Mergers are moving quicker because federal regulators have changed some of the policies that deterred deals after the financial crisis, The Wall Street Journal reports.
Critics say that the mergers are not getting their due level of scrutiny and that some mergers could potentially hurt competition and make banks less available to those in rural areas.
Democratic presidential hopeful and Massachusetts Sen. Elizabeth Warren sent a letter to Fed Chairman Jerome Powell last week saying the “anemic scrutiny of applications for mergers and acquisitions raises concerns that [it] may oversee a wave of bank consolidation to the detriment of consumers and the financial system.”
Typically bank mergers are reviewed by both the Federal Reserve and Office of the Comptroller of the Currency. Those reviews can often take a long period of time for mergers that involve stocks. When those reviews take a long period of time, the market can potentially move and make the deal less beneficial for one of the companies, prompting them to back out.
Last week, BB&T and SunTrust Banks announced plans to merge in a $28.2 billion all-stock deal. If it happens, the merger will be the largest since the financial crisis and will make the combined entity the 6th largest bank in the United States.
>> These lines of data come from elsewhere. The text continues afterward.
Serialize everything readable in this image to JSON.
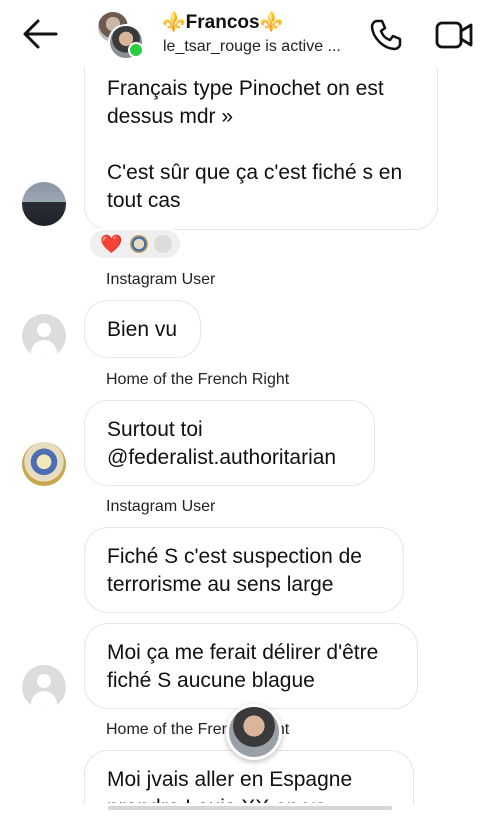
{
  "header": {
    "back_icon": "arrow-left-icon",
    "title": "Francos",
    "title_emoji": "⚜️",
    "subtitle": "le_tsar_rouge is active ...",
    "phone_icon": "phone-icon",
    "video_icon": "video-camera-icon",
    "online_color": "#2ecc40"
  },
  "messages": [
    {
      "sender": "",
      "text": "Français type Pinochet on est dessus mdr »\n\nC'est sûr que ça c'est fiché s en tout cas",
      "avatar": "dark",
      "reactions": [
        "❤️",
        "avatar",
        "avatar"
      ]
    },
    {
      "sender": "Instagram User",
      "text": "Bien vu",
      "avatar": "default"
    },
    {
      "sender": "Home of the French Right",
      "text": "Surtout toi @federalist.authoritarian",
      "avatar": "saint"
    },
    {
      "sender": "Instagram User",
      "text": "Fiché S c'est suspection de terrorisme au sens large",
      "avatar": ""
    },
    {
      "sender": "",
      "text": "Moi ça me ferait délirer d'être fiché S aucune blague",
      "avatar": "default"
    },
    {
      "sender": "Home of the French Right",
      "text": "Moi jvais aller en Espagne prendre Louis XX en vo",
      "avatar": ""
    }
  ]
}
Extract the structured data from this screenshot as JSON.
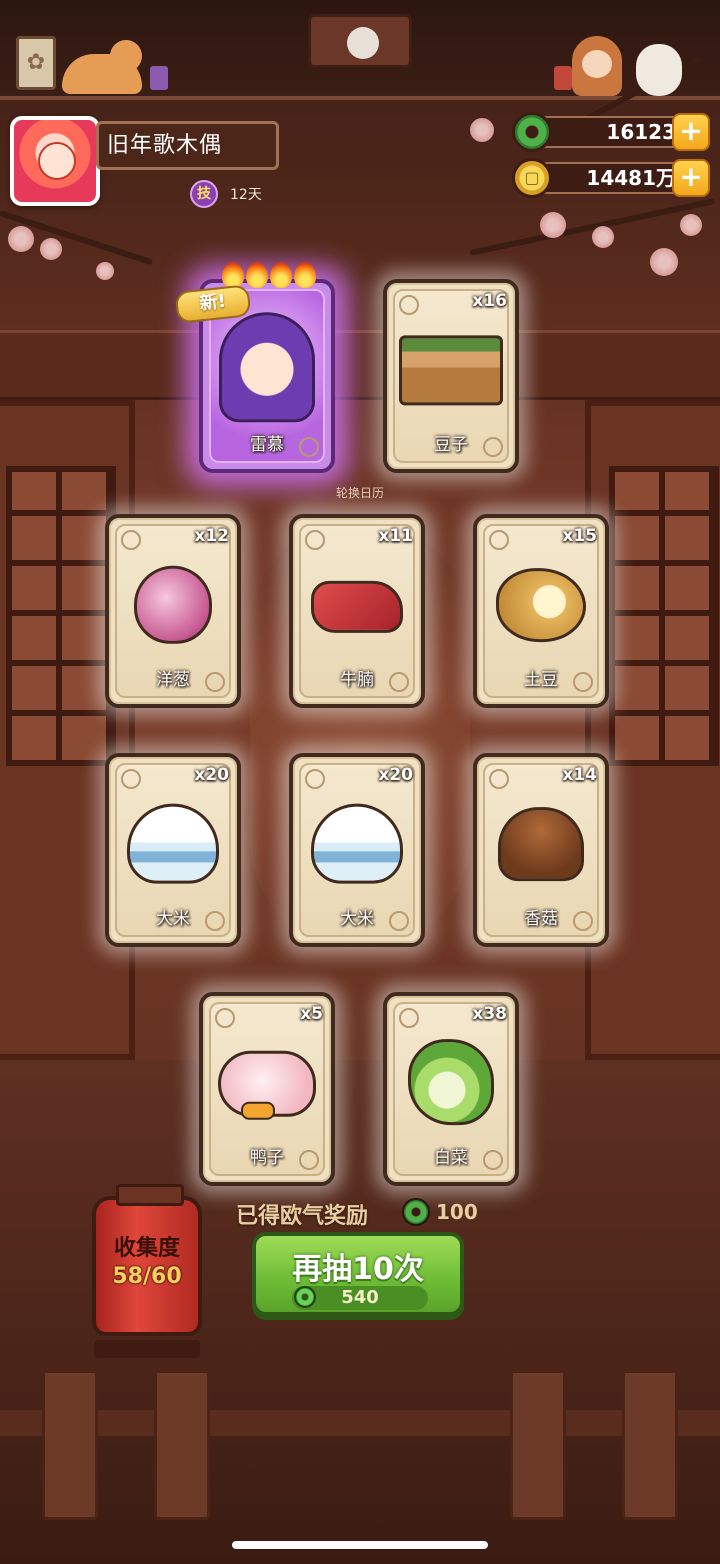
{
  "player": {
    "name": "旧年歌木偶",
    "skill_badge": "技",
    "days": "12天"
  },
  "currency": {
    "jade": "16123",
    "coins": "14481万",
    "add_label": "+"
  },
  "banner": {
    "new_tag": "新!",
    "calendar_label": "轮换日历"
  },
  "cards": [
    {
      "label": "雷慕",
      "count": "",
      "rarity": "rare",
      "icon": "character-portrait"
    },
    {
      "label": "豆子",
      "count": "x16",
      "icon": "bean-box-icon"
    },
    {
      "label": "洋葱",
      "count": "x12",
      "icon": "onion-icon"
    },
    {
      "label": "牛腩",
      "count": "x11",
      "icon": "beef-icon"
    },
    {
      "label": "土豆",
      "count": "x15",
      "icon": "potato-icon"
    },
    {
      "label": "大米",
      "count": "x20",
      "icon": "rice-bowl-icon"
    },
    {
      "label": "大米",
      "count": "x20",
      "icon": "rice-bowl-icon"
    },
    {
      "label": "香菇",
      "count": "x14",
      "icon": "mushroom-icon"
    },
    {
      "label": "鸭子",
      "count": "x5",
      "icon": "duck-icon"
    },
    {
      "label": "白菜",
      "count": "x38",
      "icon": "cabbage-icon"
    }
  ],
  "bonus": {
    "text": "已得欧气奖励",
    "value": "100"
  },
  "collection": {
    "label": "收集度",
    "value": "58/60"
  },
  "draw_button": {
    "label": "再抽10次",
    "cost": "540"
  },
  "colors": {
    "rare_glow": "#d678ff",
    "button_green": "#6dbb35",
    "lantern_red": "#e0463a"
  }
}
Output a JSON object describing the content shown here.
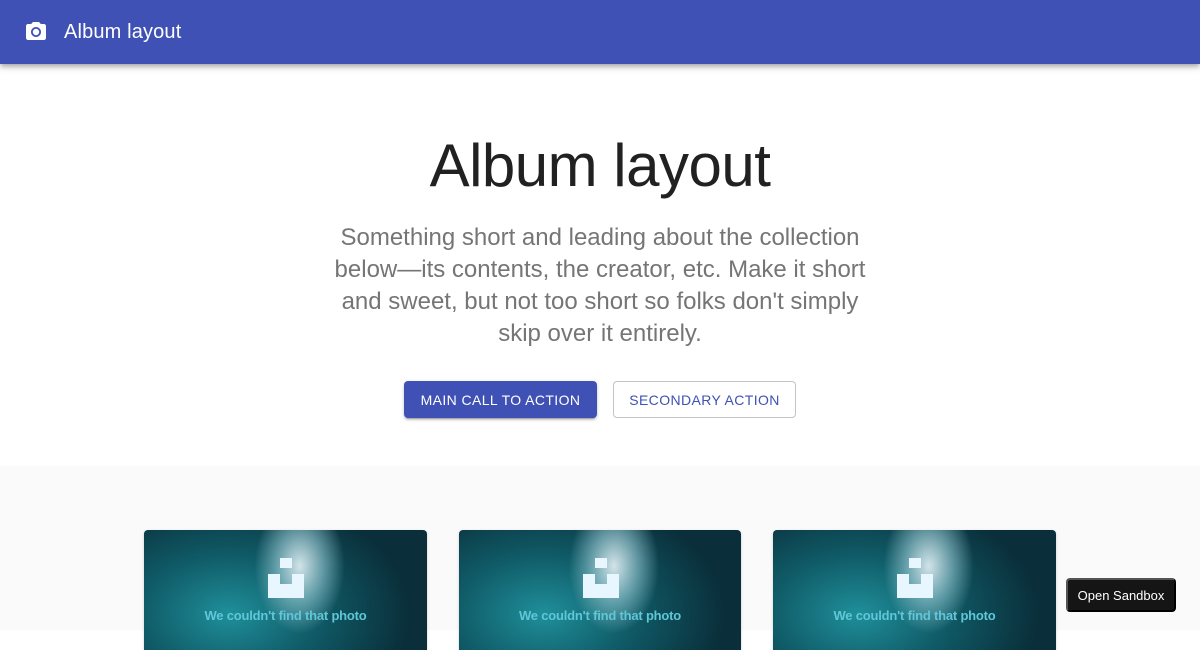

Recently, the wait time in both agencies has dropped dramatically. At the beginning of 2018, the Fed was approving mergers in 3.8 months and the OCC 1.9 months, significantly less than the 5.6 months and 2.6 months respectively both took during the same time period in 2017. Both groups attribute streamlined internal steps as the reason for the faster approvals.